# Action item:
Check each line of the listing below for "this" and state how many lines contain it, with no other words.

Segment Start: Material provided

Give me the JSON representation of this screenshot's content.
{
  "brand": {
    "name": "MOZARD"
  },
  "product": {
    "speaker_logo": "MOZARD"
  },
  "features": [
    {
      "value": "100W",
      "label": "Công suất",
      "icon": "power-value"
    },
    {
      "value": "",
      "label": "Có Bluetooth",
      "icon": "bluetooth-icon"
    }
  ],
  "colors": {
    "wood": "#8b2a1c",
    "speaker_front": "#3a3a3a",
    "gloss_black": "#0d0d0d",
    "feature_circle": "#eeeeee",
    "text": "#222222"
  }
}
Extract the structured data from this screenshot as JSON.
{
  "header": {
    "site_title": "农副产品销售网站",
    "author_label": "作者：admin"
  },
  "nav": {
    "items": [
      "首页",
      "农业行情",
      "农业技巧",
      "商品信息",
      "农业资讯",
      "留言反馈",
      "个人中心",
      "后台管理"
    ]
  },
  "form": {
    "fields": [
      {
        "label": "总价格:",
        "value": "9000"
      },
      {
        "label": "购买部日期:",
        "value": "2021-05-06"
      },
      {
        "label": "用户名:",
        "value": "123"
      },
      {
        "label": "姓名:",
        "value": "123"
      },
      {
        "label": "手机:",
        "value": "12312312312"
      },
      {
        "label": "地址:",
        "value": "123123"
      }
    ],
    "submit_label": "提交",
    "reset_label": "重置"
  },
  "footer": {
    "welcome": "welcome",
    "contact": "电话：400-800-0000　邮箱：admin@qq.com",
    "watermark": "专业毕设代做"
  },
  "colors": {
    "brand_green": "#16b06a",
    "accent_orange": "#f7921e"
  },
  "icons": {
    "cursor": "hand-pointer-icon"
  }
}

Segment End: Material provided

# Worked solution:
2